→ Problem: Pull every line with "停车卡管理" from the data below and copy it.

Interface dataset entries
● ● ● ●

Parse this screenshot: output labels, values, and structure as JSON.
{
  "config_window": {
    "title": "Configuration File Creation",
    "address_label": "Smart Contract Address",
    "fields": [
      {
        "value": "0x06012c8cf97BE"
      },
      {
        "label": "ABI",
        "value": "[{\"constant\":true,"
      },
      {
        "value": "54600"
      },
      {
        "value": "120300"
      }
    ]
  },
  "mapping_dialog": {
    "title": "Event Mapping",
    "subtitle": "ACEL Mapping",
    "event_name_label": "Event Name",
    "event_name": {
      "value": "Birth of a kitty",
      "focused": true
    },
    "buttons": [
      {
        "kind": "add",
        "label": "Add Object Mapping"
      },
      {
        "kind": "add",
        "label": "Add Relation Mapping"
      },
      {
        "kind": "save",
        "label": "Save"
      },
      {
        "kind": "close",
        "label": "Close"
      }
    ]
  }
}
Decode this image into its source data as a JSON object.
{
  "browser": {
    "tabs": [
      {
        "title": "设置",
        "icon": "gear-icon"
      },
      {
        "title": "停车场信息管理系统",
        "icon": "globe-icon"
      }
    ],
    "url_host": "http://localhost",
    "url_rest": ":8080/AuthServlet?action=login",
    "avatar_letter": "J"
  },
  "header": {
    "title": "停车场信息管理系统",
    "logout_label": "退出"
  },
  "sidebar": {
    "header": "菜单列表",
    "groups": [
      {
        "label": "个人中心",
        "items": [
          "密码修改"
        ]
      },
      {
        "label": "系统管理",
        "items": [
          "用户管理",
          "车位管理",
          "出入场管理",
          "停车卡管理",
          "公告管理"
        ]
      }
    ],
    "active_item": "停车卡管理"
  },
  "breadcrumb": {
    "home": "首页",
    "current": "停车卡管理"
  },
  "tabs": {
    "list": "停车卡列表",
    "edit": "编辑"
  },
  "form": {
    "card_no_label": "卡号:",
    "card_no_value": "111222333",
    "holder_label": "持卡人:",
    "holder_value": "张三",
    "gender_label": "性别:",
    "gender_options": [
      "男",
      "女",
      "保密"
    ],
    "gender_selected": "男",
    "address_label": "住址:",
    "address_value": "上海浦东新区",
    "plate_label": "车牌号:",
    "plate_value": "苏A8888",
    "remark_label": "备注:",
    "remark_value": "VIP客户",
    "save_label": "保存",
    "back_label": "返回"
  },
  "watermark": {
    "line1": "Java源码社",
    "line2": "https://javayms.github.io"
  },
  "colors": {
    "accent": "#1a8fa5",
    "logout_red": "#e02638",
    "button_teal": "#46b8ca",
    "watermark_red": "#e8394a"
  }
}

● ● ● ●

→ Written answer:
          "停车卡管理",
    "active_item": "停车卡管理"
    "current": "停车卡管理"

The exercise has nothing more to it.